WHAT THE TASK ASKS:
Across the records below, report how many lines include the word "actual", stating the number alone.
-=-=-=-=-
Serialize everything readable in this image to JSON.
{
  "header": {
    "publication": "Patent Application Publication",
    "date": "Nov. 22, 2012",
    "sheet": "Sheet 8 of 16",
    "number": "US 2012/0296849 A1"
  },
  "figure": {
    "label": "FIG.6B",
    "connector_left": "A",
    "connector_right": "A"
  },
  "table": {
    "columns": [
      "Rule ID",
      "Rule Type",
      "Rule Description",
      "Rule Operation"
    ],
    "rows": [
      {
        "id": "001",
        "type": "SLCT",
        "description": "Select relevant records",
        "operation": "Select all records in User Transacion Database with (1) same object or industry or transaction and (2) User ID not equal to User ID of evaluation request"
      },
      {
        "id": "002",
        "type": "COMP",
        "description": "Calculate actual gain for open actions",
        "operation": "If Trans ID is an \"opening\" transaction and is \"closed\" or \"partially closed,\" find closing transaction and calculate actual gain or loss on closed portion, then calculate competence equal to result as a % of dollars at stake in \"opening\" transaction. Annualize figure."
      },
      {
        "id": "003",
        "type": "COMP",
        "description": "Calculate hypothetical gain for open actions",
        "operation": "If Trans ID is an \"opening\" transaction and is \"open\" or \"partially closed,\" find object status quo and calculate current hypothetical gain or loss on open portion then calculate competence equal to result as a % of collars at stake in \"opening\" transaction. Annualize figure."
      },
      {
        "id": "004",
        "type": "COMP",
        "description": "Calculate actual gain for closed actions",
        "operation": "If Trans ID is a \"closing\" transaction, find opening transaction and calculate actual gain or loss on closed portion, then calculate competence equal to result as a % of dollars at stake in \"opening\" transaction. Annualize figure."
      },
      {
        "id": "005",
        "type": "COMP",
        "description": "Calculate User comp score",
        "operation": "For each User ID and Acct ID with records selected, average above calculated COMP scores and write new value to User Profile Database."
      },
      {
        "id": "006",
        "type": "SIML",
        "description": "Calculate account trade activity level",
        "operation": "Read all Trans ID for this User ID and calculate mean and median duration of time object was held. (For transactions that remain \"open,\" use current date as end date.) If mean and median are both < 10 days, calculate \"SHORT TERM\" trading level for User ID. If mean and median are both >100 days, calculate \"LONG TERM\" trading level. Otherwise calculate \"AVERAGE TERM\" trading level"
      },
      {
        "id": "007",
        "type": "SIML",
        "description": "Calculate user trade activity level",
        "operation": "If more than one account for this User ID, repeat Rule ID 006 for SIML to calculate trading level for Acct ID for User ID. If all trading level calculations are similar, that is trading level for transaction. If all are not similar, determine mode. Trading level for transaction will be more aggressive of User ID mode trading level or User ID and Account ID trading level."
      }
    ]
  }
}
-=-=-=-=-
YOUR RESPONSE:
4